----- DATA RECORDS -----

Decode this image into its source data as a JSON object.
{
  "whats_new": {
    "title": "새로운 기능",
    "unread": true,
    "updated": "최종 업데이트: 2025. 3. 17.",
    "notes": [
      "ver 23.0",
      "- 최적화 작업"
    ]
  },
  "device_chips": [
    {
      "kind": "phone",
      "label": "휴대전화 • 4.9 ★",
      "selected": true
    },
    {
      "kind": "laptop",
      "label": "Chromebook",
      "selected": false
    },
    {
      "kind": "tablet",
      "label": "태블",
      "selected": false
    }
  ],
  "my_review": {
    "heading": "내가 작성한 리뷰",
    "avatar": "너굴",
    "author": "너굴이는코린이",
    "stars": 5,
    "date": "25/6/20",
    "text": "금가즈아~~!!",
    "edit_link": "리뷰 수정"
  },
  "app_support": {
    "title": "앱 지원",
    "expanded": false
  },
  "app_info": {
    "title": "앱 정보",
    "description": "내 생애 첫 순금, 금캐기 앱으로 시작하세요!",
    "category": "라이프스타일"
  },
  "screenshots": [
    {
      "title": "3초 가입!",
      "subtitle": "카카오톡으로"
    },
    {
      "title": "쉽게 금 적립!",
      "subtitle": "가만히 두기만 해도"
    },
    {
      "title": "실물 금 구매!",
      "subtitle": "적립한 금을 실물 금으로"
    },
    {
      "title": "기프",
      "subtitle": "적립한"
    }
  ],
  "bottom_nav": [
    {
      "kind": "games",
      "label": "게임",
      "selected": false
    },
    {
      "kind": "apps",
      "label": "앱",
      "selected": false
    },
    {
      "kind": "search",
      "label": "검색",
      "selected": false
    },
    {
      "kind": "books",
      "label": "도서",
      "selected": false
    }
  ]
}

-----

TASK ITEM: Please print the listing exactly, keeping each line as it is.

RESULT:
Decode this image into its source data as a JSON object.
{
  "whats_new": {
    "title": "새로운 기능",
    "unread": true,
    "updated": "최종 업데이트: 2025. 3. 17.",
    "notes": [
      "ver 23.0",
      "- 최적화 작업"
    ]
  },
  "device_chips": [
    {
      "kind": "phone",
      "label": "휴대전화 • 4.9 ★",
      "selected": true
    },
    {
      "kind": "laptop",
      "label": "Chromebook",
      "selected": false
    },
    {
      "kind": "tablet",
      "label": "태블",
      "selected": false
    }
  ],
  "my_review": {
    "heading": "내가 작성한 리뷰",
    "avatar": "너굴",
    "author": "너굴이는코린이",
    "stars": 5,
    "date": "25/6/20",
    "text": "금가즈아~~!!",
    "edit_link": "리뷰 수정"
  },
  "app_support": {
    "title": "앱 지원",
    "expanded": false
  },
  "app_info": {
    "title": "앱 정보",
    "description": "내 생애 첫 순금, 금캐기 앱으로 시작하세요!",
    "category": "라이프스타일"
  },
  "screenshots": [
    {
      "title": "3초 가입!",
      "subtitle": "카카오톡으로"
    },
    {
      "title": "쉽게 금 적립!",
      "subtitle": "가만히 두기만 해도"
    },
    {
      "title": "실물 금 구매!",
      "subtitle": "적립한 금을 실물 금으로"
    },
    {
      "title": "기프",
      "subtitle": "적립한"
    }
  ],
  "bottom_nav": [
    {
      "kind": "games",
      "label": "게임",
      "selected": false
    },
    {
      "kind": "apps",
      "label": "앱",
      "selected": false
    },
    {
      "kind": "search",
      "label": "검색",
      "selected": false
    },
    {
      "kind": "books",
      "label": "도서",
      "selected": false
    }
  ]
}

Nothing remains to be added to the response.